Every line of the listing below should be written out exactly, minus its images.

_Data_
————————

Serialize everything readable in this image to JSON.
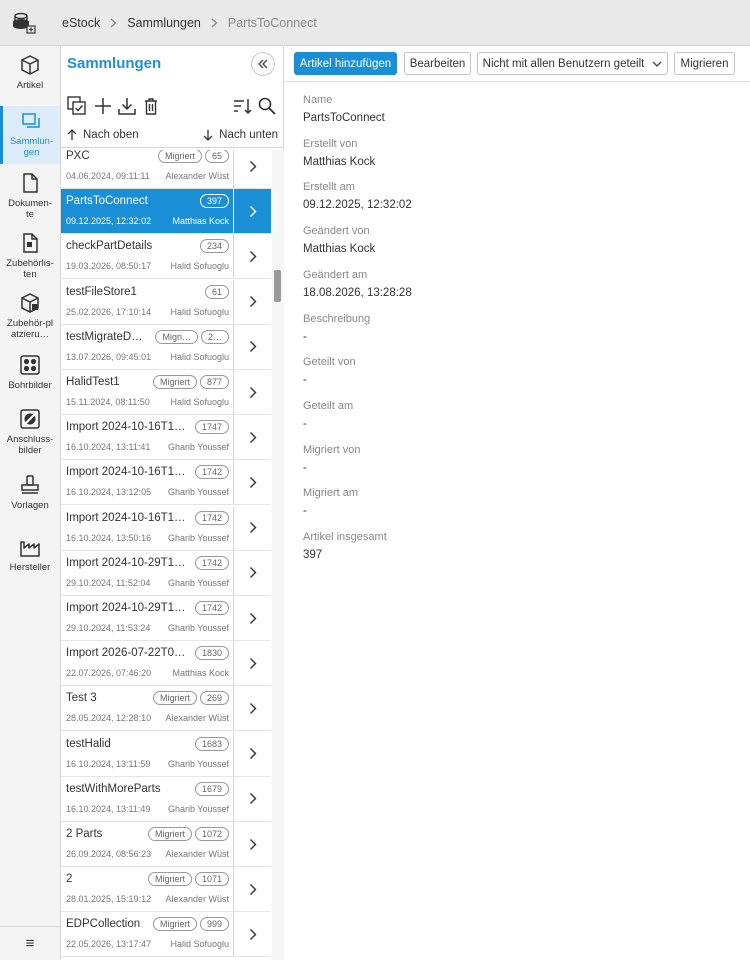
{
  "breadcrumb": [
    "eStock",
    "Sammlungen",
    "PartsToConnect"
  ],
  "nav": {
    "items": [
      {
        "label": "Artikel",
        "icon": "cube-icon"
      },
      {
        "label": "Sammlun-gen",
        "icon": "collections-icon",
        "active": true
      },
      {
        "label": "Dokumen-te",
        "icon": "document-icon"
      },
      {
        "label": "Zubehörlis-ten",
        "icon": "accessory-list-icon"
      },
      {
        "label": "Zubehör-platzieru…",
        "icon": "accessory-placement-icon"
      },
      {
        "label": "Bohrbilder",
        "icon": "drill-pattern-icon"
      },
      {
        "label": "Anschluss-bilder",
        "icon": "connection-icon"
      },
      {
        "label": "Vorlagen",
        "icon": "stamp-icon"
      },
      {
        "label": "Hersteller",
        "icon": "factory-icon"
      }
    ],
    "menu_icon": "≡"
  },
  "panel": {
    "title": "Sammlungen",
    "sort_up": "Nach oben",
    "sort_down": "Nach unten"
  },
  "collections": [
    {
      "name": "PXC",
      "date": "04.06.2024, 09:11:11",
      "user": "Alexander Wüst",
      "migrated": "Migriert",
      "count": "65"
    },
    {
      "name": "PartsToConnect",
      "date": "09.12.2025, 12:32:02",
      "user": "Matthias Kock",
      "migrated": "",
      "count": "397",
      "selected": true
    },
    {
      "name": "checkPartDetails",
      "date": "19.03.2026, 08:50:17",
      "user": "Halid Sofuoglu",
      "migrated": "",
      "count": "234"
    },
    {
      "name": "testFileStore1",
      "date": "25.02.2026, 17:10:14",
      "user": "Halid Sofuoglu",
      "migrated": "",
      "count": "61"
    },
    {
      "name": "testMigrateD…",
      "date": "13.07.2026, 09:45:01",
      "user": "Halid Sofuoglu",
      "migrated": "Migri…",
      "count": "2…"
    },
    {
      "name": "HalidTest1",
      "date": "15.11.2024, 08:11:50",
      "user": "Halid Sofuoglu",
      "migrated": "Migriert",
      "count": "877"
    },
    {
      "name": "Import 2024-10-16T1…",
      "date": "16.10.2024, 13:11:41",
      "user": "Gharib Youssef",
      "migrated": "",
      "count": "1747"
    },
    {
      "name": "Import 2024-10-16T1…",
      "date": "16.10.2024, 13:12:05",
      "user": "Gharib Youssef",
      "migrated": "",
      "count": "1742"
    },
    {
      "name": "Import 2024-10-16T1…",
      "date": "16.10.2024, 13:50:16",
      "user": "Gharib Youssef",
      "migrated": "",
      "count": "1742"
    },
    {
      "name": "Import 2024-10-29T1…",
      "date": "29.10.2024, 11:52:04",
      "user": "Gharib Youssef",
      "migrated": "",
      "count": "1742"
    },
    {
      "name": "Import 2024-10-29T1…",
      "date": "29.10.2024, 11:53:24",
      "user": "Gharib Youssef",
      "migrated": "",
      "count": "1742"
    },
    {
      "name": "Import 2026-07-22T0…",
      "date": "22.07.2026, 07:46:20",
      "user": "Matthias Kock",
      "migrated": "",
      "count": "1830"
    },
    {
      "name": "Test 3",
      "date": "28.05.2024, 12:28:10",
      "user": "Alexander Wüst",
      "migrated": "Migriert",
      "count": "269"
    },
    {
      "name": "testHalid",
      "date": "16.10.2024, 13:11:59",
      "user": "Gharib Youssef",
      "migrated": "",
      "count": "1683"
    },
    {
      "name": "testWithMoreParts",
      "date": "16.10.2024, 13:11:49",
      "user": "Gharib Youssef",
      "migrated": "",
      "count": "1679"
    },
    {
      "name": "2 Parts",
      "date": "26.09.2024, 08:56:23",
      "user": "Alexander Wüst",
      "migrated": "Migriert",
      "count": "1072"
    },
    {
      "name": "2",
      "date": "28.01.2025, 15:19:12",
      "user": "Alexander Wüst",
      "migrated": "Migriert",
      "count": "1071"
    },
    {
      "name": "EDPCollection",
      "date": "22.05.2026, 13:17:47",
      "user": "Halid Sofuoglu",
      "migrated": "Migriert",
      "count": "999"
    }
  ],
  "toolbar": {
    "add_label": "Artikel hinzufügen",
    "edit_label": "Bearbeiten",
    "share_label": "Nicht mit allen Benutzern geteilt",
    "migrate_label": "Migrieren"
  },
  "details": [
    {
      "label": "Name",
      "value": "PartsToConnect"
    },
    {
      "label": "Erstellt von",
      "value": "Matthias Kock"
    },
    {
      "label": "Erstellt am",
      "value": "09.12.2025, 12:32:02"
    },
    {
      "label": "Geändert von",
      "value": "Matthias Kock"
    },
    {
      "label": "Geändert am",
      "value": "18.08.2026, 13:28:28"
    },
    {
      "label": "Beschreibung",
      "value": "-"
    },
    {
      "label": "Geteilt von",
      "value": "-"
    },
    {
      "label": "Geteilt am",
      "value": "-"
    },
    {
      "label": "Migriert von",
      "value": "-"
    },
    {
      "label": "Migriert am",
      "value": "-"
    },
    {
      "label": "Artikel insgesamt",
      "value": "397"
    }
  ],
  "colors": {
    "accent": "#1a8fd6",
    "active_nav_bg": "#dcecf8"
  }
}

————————

_Answer area_
Serialize everything readable in this image to JSON.
{
  "breadcrumb": [
    "eStock",
    "Sammlungen",
    "PartsToConnect"
  ],
  "nav": {
    "items": [
      {
        "label": "Artikel",
        "icon": "cube-icon"
      },
      {
        "label": "Sammlun-gen",
        "icon": "collections-icon",
        "active": true
      },
      {
        "label": "Dokumen-te",
        "icon": "document-icon"
      },
      {
        "label": "Zubehörlis-ten",
        "icon": "accessory-list-icon"
      },
      {
        "label": "Zubehör-platzieru…",
        "icon": "accessory-placement-icon"
      },
      {
        "label": "Bohrbilder",
        "icon": "drill-pattern-icon"
      },
      {
        "label": "Anschluss-bilder",
        "icon": "connection-icon"
      },
      {
        "label": "Vorlagen",
        "icon": "stamp-icon"
      },
      {
        "label": "Hersteller",
        "icon": "factory-icon"
      }
    ],
    "menu_icon": "≡"
  },
  "panel": {
    "title": "Sammlungen",
    "sort_up": "Nach oben",
    "sort_down": "Nach unten"
  },
  "collections": [
    {
      "name": "PXC",
      "date": "04.06.2024, 09:11:11",
      "user": "Alexander Wüst",
      "migrated": "Migriert",
      "count": "65"
    },
    {
      "name": "PartsToConnect",
      "date": "09.12.2025, 12:32:02",
      "user": "Matthias Kock",
      "migrated": "",
      "count": "397",
      "selected": true
    },
    {
      "name": "checkPartDetails",
      "date": "19.03.2026, 08:50:17",
      "user": "Halid Sofuoglu",
      "migrated": "",
      "count": "234"
    },
    {
      "name": "testFileStore1",
      "date": "25.02.2026, 17:10:14",
      "user": "Halid Sofuoglu",
      "migrated": "",
      "count": "61"
    },
    {
      "name": "testMigrateD…",
      "date": "13.07.2026, 09:45:01",
      "user": "Halid Sofuoglu",
      "migrated": "Migri…",
      "count": "2…"
    },
    {
      "name": "HalidTest1",
      "date": "15.11.2024, 08:11:50",
      "user": "Halid Sofuoglu",
      "migrated": "Migriert",
      "count": "877"
    },
    {
      "name": "Import 2024-10-16T1…",
      "date": "16.10.2024, 13:11:41",
      "user": "Gharib Youssef",
      "migrated": "",
      "count": "1747"
    },
    {
      "name": "Import 2024-10-16T1…",
      "date": "16.10.2024, 13:12:05",
      "user": "Gharib Youssef",
      "migrated": "",
      "count": "1742"
    },
    {
      "name": "Import 2024-10-16T1…",
      "date": "16.10.2024, 13:50:16",
      "user": "Gharib Youssef",
      "migrated": "",
      "count": "1742"
    },
    {
      "name": "Import 2024-10-29T1…",
      "date": "29.10.2024, 11:52:04",
      "user": "Gharib Youssef",
      "migrated": "",
      "count": "1742"
    },
    {
      "name": "Import 2024-10-29T1…",
      "date": "29.10.2024, 11:53:24",
      "user": "Gharib Youssef",
      "migrated": "",
      "count": "1742"
    },
    {
      "name": "Import 2026-07-22T0…",
      "date": "22.07.2026, 07:46:20",
      "user": "Matthias Kock",
      "migrated": "",
      "count": "1830"
    },
    {
      "name": "Test 3",
      "date": "28.05.2024, 12:28:10",
      "user": "Alexander Wüst",
      "migrated": "Migriert",
      "count": "269"
    },
    {
      "name": "testHalid",
      "date": "16.10.2024, 13:11:59",
      "user": "Gharib Youssef",
      "migrated": "",
      "count": "1683"
    },
    {
      "name": "testWithMoreParts",
      "date": "16.10.2024, 13:11:49",
      "user": "Gharib Youssef",
      "migrated": "",
      "count": "1679"
    },
    {
      "name": "2 Parts",
      "date": "26.09.2024, 08:56:23",
      "user": "Alexander Wüst",
      "migrated": "Migriert",
      "count": "1072"
    },
    {
      "name": "2",
      "date": "28.01.2025, 15:19:12",
      "user": "Alexander Wüst",
      "migrated": "Migriert",
      "count": "1071"
    },
    {
      "name": "EDPCollection",
      "date": "22.05.2026, 13:17:47",
      "user": "Halid Sofuoglu",
      "migrated": "Migriert",
      "count": "999"
    }
  ],
  "toolbar": {
    "add_label": "Artikel hinzufügen",
    "edit_label": "Bearbeiten",
    "share_label": "Nicht mit allen Benutzern geteilt",
    "migrate_label": "Migrieren"
  },
  "details": [
    {
      "label": "Name",
      "value": "PartsToConnect"
    },
    {
      "label": "Erstellt von",
      "value": "Matthias Kock"
    },
    {
      "label": "Erstellt am",
      "value": "09.12.2025, 12:32:02"
    },
    {
      "label": "Geändert von",
      "value": "Matthias Kock"
    },
    {
      "label": "Geändert am",
      "value": "18.08.2026, 13:28:28"
    },
    {
      "label": "Beschreibung",
      "value": "-"
    },
    {
      "label": "Geteilt von",
      "value": "-"
    },
    {
      "label": "Geteilt am",
      "value": "-"
    },
    {
      "label": "Migriert von",
      "value": "-"
    },
    {
      "label": "Migriert am",
      "value": "-"
    },
    {
      "label": "Artikel insgesamt",
      "value": "397"
    }
  ],
  "colors": {
    "accent": "#1a8fd6",
    "active_nav_bg": "#dcecf8"
  }
}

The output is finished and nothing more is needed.